Images 01-07: In Hunting: Me - Hunting: You, my photographic installation for the exhibition Male Trouble I set my own photographs in context with my father’s collection of hunting snapshots. I create a visual dialogue between myself and my father based on our individual obsessions with hunting and photography. The differences between us, it turns out, are marginal; both of us accumulate trophies as kinds of self-referential confirmation. Both activities are reflections of our immensely different understandings of masculinity. My father’s and my own photographs are set in the German countryside and relate to my upbringing. Hunting: Me - Hunting: You presents a different take on the old story of father and son. The photographs made by my father show various hunting rituals: hunters, dead animals, weapons and landscape. In my photographs I assume my father’s point of view by shooting from his deer-seats. From these elevated vantage stands he aims at the animal as he hides in the foliage of the German forest, though in my photographs both hunter and prey are absent.

Images 08-09 In Decorative Project I digitally create patters made out of repetitive, though bizarrely decorative, motives of hunting paraphernalia. These can be used for various purposes ranging from gift wrapping paper to wallpaper. Their immediate and trivial presence dialectically opposes their symbolism.

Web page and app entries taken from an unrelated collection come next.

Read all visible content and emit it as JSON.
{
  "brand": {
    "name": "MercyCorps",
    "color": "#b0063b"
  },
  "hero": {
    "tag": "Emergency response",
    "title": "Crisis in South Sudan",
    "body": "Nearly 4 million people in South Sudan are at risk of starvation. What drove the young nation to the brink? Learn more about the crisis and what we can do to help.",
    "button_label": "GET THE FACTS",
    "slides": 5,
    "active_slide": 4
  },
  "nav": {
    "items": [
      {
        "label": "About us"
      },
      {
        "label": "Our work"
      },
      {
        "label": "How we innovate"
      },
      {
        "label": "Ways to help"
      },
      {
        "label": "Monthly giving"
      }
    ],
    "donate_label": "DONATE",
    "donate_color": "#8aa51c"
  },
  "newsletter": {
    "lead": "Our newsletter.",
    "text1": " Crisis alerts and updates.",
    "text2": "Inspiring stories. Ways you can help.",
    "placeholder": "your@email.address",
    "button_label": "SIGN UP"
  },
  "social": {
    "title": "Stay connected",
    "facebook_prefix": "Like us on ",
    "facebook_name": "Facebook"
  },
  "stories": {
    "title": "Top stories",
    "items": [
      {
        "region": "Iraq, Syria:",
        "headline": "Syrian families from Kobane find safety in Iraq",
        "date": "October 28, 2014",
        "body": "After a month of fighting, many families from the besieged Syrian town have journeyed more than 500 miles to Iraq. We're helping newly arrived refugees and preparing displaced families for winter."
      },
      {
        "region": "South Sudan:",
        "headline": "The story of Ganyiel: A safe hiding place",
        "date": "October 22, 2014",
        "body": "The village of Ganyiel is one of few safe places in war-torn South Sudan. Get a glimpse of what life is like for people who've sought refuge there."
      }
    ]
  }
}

Images 10-12 My project, Fuckin Mother Nature references the genre of landscape whilst simultaneously subverting it. While landscape is usually connotated as the ‘female’, here the ideological ‘source’ is undermined by appropriation through the male. The photographs show elaborate landscapes, which, upon closer inspection, dissolve and re-form both visually and conceptually.
Fuckin Mother Nature shows cruising grounds. These are locally defined spaces that, hidden within the public space of the urban park, serve as homosexual meeting areas. They become visible only through the ability of the insider to read and decode the existing signifiers. A leisurely stroll through a park can become a tense walk along geographical margins. Cruising grounds are embedded sub-stages for a highly specific game played in between parameters of desire, local code of conduct and libidinal anarchy.
Cruising Grounds are a global phenomena and exist in different formations in most major cities around the world. Fuckin Mother Nature closely aligns cruising grounds with theories of urban space. Their visual appearance is not characterised through botanical distinction but references the urban dwellers desire for the idea of nature.
The photographs transport the viewer into these ambiguous spaces. Upon closer observation they can become part of a secret world of signification that undermines all assumptions of pure paradisian lushness. The difficulty in deciphering the photographs reflects a cruising ground’s metaphorical invisibility.

Images 13-16 In the project Dead Land I disseminate the featured landscapes according to what is not there, what is lost within it. The photographs reference the presence of an absence either metaphorically as something that has been there or something that still is there but is invisible. The seductive appearance of the images lures us to believe into the images integrity that upon further investigation becomes eroded.
The image of a beautiful lush autumn tree is in fact a tree in the process of dying. Since the 1990s north-western European chestnut trees have become invaded by a certain type of moth whose origins apparently lie in south-eastern Europe. The scientific language used broadly references biological determinism and becomes problematic when abstracted from the biological level to the social context.
A photograph of the bank of a canal appears lush but uncannyily empty. The photograph references a historic photograph taken by Lee Miller during the German liberation of 1945. Both images are reminders of the social need to deal with history as it is embedded into the land.